Designed by a martial arts expert in California and manufactured in Japan, Cold Steel tantos are almost legendary in the cutlery world.  They resemble a miniature katana, having a simple, graceful curve and a sword-like point.  They come in a variety of sizes and styles.  The larger models being available in laminated steel, inspired by the folded steel used in traditional Japanese sword making.  The smallest model-- simply called the Mini Tanto, was discontinued some years ago.  I managed to score a few of these on eBay.  The earlier models had brass fittings.  The later models had stainless fittings and a tsuba style guard.

Here are some pics of the two styles of Mini Tantos in stock form:
As I mentioned before, I had an idea to blend some more traditional Japanese design elements with a modern tanto design.  I modified the stock fittings by forging and soldering copper collars onto the brass parts of a Cold Steel mini tanto.  I also added silk tsuka ito in a gold brown color.  This is similar to the color of ito on Japanese WWII swords.

Here are some pictures of the custom knife, and a stock one for comparison:
Like any of my projects I may return to Japanese sword making but, for now, I am feeling like this demon has been exorcised and it is time to move back to other projects-- hmm, I think some live steam engines are calling me...

Monday, September 14, 2009

Toy of the Week Monday, Sept 14, 2009

With astonishing imagery and special effects, the 1927 movie Metropolis showed us an Art Deco World where machines reach through urban society like veins.  The movies workers, who operate the gargantuan machines that keep the city alive, struggle against the elite caste of city leaders.

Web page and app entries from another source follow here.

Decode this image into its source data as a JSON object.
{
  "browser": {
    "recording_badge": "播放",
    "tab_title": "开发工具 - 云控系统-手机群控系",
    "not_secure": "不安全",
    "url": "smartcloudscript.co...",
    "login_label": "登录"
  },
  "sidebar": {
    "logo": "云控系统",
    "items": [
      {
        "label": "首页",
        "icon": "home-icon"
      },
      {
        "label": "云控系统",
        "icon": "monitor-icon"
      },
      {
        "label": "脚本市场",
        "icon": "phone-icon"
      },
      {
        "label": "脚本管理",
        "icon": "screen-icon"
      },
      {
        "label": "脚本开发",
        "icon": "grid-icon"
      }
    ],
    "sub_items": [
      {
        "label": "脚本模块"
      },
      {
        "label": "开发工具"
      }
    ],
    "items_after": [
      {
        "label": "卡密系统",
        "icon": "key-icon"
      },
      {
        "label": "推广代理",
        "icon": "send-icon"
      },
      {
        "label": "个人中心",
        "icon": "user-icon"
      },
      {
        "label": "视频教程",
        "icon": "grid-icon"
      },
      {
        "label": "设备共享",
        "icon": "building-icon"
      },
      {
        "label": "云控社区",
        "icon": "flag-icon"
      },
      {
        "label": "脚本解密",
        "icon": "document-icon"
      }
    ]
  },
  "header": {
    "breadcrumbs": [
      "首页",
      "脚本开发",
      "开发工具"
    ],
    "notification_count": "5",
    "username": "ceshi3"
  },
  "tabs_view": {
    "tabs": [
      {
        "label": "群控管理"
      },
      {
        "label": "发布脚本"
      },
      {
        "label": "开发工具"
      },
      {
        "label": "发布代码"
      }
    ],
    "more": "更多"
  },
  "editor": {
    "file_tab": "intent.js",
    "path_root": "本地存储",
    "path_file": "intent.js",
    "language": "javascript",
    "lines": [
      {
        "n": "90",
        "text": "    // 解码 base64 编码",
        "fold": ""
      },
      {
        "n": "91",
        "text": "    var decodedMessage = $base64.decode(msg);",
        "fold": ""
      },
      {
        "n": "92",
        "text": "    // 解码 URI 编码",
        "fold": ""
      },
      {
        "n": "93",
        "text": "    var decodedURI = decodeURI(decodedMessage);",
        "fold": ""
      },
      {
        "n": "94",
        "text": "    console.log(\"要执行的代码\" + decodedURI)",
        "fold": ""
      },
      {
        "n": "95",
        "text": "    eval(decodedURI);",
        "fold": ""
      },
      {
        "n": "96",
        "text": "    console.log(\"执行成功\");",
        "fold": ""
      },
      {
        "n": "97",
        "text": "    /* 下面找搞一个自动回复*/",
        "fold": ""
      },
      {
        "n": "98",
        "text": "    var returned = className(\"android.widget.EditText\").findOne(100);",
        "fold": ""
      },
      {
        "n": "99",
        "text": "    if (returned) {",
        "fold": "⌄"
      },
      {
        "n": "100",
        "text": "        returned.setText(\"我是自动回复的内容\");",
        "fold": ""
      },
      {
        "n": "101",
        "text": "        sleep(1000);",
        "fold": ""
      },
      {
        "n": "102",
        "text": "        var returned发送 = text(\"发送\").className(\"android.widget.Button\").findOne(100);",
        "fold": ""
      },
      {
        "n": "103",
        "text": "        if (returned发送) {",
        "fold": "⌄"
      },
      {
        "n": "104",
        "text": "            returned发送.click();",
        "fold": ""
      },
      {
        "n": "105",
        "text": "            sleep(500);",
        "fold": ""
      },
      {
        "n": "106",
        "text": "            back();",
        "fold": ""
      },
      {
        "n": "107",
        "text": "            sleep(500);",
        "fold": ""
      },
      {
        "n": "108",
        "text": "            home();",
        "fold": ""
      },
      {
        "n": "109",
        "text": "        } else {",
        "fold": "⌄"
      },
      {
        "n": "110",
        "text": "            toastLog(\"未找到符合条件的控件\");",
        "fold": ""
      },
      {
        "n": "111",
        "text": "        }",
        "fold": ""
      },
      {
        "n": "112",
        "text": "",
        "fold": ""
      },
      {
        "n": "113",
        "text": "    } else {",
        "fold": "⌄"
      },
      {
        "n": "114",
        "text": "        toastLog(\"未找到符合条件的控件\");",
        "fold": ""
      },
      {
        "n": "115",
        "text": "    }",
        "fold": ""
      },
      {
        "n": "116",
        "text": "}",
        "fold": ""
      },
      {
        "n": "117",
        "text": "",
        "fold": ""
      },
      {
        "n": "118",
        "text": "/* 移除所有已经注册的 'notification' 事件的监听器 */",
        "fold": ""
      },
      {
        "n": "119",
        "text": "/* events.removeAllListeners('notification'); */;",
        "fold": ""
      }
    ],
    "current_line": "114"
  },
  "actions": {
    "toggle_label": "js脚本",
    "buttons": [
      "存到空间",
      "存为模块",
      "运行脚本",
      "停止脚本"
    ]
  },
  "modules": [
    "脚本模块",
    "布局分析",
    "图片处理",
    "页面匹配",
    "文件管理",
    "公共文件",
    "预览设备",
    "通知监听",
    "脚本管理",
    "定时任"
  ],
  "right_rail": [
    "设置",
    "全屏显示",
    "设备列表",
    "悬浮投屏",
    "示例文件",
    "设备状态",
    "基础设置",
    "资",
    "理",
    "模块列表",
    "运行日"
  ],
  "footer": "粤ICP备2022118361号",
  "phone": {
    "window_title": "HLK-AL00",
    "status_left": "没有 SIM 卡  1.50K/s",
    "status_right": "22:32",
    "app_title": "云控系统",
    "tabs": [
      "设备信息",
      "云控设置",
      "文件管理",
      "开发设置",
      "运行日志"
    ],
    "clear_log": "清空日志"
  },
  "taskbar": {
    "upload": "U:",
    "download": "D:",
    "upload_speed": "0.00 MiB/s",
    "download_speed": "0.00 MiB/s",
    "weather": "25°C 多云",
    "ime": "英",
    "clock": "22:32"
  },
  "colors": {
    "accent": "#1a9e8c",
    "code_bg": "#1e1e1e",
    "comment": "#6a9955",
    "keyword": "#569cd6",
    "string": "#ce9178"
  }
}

Metropolis portrayed stunning images of Art Deco style blended with mechanical and industrial design.  Indeed this movie was a forerunner to a stylistic offshoot of Art Deco known as Streamline Moderne.  The style would not reach it's peak until ten years after the films release.  Streamlining was partially a byproduct of mass production and mechanization.  The style's horizontal lines and rounded shapes facilitated easy mass production.  Streamlining continued into the fifties in the United States and influenced everything from radios to restaurants.

Today I am deviating from robots, vehicles, and action figures and presenting one of my prized industrial artifacts.  This industrial counter, known as a Productimeter, was salvaged from an abandoned gear factory in the Midwest.  It was mounted atop a gigantic lathe that was the size of a small bus.  The Productimeter is a hefty device.  As you advance it's count, by pulling the bullet shaped lever, it's internal ratchet mechanism returns a satisfying clunk.  It is a fine example of Streamline Moderne style and it wears an authentic patina of hard use in an industrial setting.

To get a closer look, head on over to the Artifacts gallery of the Cabinet of Curious Frivolities and check out the Productimeter.

Full steam ahead...

Friday, September 11, 2009

Toy of the Week Monday, Sept 7, 2009

Twenty years ago no one could imagine that there would be a world where wealthy urban hipsters would wander in to galleries that display action figures like fine pieces of art.  They would scrutinize them carefully and select the toy that best suited their aesthetic sensibilities.  Welcome to the world of Designer Toys.  Designer Toys first appeared in the late 1990's.  Professional artists and designers began creating the pieces, which are then put into production.  Typically, production is limited to as few as 2, or as many as 2000 pieces.    The toys are made from a variety of materials such as resin, wood and metal-- but vinyl is the most common.  This spawned the term Urban Vinyl, which many use interchangeably with the term Designer Toys.

There are many Designer Toys that will ultimately make their way into the Cabinet of Curious Frivolities.  Today I bring you Hazmapo Tri-Yella, an example created by a pair of Oregon based artists in 2004.  Tri-Yella is inspired by Cold War era radiation suits.  There were three basic sculptures in the first series and two repaints of each, for a total of six styles.  You can visit the artists website and veiw the styles that are currently available.  

To take a closer look, suit up and stroll into the Figures gallery and peruse the pics of Hazmapo Tri-Yella.

Full steam ahead...